==== MATERIAL SHOWN ====

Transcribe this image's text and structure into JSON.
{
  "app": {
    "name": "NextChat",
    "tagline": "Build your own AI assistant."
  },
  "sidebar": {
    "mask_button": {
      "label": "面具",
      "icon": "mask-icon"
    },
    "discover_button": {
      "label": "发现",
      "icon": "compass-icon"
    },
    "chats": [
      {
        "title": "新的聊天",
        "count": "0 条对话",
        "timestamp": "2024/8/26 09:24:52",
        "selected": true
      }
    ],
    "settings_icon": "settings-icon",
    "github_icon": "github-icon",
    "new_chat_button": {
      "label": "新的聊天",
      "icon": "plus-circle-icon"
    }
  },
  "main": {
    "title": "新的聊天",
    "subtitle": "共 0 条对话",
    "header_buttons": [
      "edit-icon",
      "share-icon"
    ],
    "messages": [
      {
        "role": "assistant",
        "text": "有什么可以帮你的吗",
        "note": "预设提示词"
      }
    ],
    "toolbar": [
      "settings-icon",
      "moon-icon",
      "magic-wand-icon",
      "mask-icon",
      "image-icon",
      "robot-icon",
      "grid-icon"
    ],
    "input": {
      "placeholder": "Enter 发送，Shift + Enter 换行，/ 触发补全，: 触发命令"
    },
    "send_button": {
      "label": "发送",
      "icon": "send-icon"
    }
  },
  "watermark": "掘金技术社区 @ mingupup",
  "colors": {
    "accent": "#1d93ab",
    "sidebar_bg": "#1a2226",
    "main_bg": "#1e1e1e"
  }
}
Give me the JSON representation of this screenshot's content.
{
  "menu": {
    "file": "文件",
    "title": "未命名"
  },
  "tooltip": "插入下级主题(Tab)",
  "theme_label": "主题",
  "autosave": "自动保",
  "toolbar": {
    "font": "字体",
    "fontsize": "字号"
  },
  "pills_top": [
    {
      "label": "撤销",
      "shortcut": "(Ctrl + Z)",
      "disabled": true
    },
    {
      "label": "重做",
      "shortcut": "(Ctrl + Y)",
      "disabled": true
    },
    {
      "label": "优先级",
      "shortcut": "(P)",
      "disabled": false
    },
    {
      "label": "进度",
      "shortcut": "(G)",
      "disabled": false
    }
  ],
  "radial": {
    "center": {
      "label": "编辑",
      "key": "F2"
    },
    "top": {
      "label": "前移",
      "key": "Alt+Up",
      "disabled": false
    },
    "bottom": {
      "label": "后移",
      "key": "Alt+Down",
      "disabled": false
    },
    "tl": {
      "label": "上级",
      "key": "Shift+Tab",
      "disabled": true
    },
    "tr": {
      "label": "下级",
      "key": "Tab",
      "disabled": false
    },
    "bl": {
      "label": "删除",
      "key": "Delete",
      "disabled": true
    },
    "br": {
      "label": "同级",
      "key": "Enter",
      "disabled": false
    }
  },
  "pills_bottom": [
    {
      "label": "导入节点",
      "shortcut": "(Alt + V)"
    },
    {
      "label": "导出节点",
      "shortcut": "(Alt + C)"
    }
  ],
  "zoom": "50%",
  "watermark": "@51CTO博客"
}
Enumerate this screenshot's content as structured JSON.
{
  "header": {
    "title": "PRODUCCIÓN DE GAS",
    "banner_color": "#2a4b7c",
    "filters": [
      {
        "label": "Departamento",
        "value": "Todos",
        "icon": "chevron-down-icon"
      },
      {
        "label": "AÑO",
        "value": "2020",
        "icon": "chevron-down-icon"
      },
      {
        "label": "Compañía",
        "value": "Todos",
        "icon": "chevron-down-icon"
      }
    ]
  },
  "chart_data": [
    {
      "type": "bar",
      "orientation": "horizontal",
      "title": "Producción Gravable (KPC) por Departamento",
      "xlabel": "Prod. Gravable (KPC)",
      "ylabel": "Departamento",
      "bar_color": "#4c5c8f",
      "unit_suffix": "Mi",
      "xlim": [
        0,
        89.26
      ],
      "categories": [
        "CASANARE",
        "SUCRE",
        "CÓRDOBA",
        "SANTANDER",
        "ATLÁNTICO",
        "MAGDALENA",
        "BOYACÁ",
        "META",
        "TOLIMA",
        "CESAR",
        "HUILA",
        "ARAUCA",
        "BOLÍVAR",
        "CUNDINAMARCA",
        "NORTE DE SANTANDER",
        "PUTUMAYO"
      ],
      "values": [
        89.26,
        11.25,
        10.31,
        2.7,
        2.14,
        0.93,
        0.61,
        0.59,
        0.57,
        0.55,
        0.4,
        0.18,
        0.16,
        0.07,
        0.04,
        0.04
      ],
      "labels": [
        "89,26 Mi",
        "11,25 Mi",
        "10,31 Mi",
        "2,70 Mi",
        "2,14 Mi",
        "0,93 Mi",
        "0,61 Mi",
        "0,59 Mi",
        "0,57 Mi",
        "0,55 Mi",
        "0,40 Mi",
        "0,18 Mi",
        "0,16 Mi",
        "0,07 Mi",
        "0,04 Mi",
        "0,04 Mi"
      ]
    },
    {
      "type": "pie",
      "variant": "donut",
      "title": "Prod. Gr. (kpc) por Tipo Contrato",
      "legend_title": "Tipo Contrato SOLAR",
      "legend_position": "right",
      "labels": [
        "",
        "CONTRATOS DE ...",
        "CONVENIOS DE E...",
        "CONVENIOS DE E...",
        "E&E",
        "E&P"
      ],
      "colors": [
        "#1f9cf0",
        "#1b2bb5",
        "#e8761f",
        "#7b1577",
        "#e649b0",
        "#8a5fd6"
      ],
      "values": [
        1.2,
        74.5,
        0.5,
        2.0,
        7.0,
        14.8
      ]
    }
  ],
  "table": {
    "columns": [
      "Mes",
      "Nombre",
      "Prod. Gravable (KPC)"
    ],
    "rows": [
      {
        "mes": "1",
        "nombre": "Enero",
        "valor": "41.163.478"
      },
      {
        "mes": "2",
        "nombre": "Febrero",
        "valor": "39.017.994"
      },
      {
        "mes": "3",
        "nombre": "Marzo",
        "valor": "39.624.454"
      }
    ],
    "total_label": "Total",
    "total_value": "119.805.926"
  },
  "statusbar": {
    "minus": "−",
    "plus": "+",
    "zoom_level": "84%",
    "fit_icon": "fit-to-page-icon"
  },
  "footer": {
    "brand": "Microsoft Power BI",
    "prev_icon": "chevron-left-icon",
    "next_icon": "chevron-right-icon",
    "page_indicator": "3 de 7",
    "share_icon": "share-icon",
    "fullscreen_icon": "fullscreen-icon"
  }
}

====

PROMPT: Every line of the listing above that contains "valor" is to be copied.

SOLUTION FOR THIS PROBLEM:
        "valor": "41.163.478"
        "valor": "39.017.994"
        "valor": "39.624.454"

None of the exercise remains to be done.